== Records provided
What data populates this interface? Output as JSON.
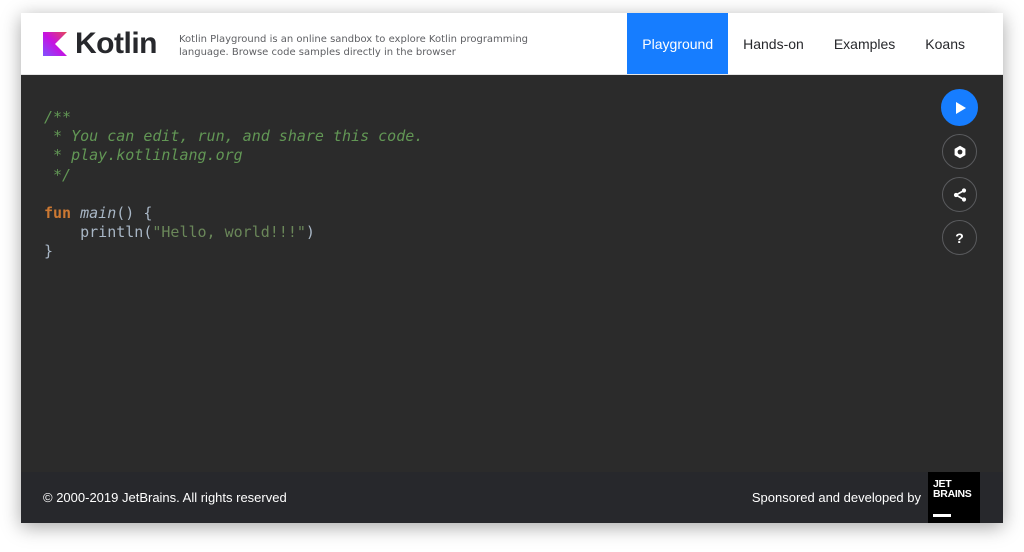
{
  "header": {
    "logo_text": "Kotlin",
    "tagline": "Kotlin Playground is an online sandbox to explore Kotlin programming language. Browse code samples directly in the browser",
    "nav": [
      {
        "label": "Playground",
        "active": true
      },
      {
        "label": "Hands-on",
        "active": false
      },
      {
        "label": "Examples",
        "active": false
      },
      {
        "label": "Koans",
        "active": false
      }
    ]
  },
  "editor": {
    "comment_lines": [
      "/**",
      " * You can edit, run, and share this code.",
      " * play.kotlinlang.org",
      " */"
    ],
    "keyword_fun": "fun",
    "function_name": "main",
    "signature_rest": "() {",
    "call_indent": "    ",
    "call_name": "println",
    "call_open": "(",
    "string_literal": "\"Hello, world!!!\"",
    "call_close": ")",
    "closing_brace": "}",
    "side_buttons": [
      "play-icon",
      "settings-icon",
      "share-icon",
      "help-icon"
    ],
    "help_glyph": "?"
  },
  "footer": {
    "copyright": "© 2000-2019 JetBrains. All rights reserved",
    "sponsor": "Sponsored and developed by",
    "jetbrains_logo_line1": "JET",
    "jetbrains_logo_line2": "BRAINS"
  },
  "colors": {
    "accent": "#167dff",
    "editor_bg": "#2b2b2b",
    "footer_bg": "#27282c",
    "comment": "#629755",
    "keyword": "#cc7832",
    "string": "#6a8759"
  }
}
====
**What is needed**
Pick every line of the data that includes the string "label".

**Reply**
        "label": "Playground",
        "label": "Hands-on",
        "label": "Examples",
        "label": "Koans",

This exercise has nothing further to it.